## EXERCISE BRIEF
Take the data below and filter it for lines containing the word "icon"; show each line found.

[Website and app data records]
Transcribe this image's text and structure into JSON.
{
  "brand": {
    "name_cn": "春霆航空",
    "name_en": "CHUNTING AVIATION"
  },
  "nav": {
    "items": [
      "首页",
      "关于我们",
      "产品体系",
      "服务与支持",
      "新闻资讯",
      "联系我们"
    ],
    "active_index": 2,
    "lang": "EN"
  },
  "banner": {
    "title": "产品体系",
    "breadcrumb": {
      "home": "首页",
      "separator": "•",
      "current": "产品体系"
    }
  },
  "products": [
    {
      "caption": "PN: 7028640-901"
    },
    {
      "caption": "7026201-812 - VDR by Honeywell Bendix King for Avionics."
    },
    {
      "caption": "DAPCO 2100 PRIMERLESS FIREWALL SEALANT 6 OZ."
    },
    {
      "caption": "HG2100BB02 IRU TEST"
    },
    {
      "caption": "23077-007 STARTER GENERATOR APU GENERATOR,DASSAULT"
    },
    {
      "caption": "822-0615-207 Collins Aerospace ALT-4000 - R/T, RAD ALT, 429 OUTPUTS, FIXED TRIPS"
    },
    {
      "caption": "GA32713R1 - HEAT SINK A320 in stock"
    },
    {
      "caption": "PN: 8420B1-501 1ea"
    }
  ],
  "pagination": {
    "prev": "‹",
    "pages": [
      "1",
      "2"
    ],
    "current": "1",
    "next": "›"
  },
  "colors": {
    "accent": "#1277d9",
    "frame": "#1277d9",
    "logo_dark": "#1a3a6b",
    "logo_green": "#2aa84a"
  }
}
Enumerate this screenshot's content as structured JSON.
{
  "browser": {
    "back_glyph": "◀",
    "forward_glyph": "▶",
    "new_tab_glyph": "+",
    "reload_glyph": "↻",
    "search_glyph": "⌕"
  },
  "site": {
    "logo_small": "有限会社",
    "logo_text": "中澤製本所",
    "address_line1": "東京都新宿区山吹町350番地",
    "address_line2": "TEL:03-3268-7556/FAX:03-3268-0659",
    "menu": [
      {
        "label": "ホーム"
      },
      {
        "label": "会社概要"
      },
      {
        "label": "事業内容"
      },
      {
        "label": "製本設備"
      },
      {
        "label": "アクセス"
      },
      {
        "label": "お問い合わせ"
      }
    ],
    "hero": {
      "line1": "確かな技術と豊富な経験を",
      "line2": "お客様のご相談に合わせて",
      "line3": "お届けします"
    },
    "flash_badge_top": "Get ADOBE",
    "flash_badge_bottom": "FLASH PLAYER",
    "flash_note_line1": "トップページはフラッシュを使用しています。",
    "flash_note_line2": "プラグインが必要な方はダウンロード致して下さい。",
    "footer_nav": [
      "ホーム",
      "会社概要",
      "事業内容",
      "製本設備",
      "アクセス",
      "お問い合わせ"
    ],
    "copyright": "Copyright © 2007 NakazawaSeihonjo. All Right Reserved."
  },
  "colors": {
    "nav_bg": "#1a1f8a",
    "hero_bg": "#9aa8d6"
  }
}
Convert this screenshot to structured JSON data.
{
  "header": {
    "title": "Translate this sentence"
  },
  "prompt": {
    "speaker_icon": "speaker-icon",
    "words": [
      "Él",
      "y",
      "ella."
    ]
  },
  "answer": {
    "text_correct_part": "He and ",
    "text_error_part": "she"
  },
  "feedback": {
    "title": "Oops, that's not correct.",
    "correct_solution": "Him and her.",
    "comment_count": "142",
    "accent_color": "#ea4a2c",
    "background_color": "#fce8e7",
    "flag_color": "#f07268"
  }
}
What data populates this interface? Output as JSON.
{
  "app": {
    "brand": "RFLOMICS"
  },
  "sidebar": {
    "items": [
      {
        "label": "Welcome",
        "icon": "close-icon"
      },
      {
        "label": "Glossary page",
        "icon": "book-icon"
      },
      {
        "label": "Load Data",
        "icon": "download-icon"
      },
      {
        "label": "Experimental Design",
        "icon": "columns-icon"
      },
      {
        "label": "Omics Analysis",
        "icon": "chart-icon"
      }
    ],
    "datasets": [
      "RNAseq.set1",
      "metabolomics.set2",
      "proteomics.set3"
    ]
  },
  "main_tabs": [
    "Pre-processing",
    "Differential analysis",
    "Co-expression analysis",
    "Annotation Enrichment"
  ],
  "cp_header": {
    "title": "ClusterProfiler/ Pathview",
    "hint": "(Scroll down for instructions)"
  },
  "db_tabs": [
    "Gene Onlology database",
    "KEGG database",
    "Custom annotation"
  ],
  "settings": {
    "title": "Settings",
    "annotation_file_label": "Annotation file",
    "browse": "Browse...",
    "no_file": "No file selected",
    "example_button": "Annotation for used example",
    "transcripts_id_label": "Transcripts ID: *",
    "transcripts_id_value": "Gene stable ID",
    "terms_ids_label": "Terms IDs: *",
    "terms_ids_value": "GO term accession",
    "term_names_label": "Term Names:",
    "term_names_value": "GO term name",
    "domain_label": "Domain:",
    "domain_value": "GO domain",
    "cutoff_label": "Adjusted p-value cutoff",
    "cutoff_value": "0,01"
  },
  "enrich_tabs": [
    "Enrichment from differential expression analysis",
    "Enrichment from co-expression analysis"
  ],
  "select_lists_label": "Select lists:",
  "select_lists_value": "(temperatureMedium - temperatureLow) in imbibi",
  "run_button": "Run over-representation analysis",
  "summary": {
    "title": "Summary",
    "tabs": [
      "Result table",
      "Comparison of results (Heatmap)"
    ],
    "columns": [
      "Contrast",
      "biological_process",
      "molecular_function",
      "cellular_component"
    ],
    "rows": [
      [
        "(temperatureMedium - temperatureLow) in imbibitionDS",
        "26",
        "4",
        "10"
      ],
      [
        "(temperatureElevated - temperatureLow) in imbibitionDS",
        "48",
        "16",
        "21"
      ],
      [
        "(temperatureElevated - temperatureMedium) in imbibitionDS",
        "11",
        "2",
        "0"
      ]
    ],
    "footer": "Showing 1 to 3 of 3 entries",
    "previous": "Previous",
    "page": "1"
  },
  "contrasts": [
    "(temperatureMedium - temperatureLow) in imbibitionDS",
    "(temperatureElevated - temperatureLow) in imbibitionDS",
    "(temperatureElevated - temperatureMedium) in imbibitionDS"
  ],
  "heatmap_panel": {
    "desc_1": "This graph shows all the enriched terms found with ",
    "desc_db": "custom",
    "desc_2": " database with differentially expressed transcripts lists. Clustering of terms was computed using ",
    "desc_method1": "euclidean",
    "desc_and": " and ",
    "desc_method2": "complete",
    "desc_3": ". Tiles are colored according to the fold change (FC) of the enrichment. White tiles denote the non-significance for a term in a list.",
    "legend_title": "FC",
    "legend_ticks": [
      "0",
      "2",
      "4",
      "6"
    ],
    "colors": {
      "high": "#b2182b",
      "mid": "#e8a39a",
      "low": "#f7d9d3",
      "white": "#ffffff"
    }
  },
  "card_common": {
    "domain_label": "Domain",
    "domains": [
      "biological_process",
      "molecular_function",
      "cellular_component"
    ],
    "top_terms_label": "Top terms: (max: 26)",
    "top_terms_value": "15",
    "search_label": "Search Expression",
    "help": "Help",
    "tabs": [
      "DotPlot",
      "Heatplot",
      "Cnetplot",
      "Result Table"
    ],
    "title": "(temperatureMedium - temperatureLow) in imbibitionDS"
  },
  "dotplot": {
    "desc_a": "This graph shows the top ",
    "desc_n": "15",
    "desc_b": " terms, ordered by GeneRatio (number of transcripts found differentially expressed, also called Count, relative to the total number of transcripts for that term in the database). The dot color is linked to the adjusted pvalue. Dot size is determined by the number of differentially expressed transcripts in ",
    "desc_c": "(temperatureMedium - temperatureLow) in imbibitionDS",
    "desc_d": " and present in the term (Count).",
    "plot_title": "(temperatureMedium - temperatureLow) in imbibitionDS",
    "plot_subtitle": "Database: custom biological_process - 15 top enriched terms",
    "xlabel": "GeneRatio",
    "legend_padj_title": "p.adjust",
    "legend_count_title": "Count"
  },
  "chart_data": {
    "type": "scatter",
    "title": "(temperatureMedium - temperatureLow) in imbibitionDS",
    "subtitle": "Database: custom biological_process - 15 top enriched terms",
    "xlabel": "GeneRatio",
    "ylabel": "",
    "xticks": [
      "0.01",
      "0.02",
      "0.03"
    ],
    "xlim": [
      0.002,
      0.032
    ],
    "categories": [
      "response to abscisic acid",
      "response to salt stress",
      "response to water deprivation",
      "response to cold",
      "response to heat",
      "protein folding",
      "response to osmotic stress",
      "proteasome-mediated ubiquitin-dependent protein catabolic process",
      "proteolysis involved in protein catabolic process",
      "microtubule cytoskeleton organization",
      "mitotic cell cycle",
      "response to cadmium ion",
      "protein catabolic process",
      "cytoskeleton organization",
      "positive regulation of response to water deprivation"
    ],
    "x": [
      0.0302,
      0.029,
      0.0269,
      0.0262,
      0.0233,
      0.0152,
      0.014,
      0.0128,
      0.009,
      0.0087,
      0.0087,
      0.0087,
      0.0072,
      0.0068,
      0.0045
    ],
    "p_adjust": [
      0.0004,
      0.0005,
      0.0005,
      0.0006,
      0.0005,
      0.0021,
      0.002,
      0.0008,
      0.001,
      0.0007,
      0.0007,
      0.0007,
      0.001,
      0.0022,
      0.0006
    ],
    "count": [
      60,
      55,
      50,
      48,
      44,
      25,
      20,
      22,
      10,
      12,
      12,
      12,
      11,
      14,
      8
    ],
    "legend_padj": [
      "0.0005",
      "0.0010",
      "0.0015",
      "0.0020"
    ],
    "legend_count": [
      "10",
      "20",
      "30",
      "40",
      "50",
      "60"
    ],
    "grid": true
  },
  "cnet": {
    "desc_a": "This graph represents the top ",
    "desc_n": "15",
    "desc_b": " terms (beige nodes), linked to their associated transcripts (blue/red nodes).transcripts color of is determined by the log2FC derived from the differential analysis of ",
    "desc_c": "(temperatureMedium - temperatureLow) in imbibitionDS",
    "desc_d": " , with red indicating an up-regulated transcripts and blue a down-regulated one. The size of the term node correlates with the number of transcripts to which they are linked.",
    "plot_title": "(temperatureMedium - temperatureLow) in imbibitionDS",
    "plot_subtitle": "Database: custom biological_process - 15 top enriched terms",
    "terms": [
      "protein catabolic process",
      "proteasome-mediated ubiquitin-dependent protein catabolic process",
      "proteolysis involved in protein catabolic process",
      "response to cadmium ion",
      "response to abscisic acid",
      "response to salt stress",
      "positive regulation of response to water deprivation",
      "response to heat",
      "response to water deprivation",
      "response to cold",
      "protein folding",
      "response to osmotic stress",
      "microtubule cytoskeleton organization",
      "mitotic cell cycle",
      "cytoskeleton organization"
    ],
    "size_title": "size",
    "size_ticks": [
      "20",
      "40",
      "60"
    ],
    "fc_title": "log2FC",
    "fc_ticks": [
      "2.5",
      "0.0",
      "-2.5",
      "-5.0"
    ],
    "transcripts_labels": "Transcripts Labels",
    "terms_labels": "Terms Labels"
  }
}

## RESPONSE FOR THIS EXERCISE
    "speaker_icon": "speaker-icon",
        "icon": "close-icon"
        "icon": "book-icon"
        "icon": "download-icon"
        "icon": "columns-icon"
        "icon": "chart-icon"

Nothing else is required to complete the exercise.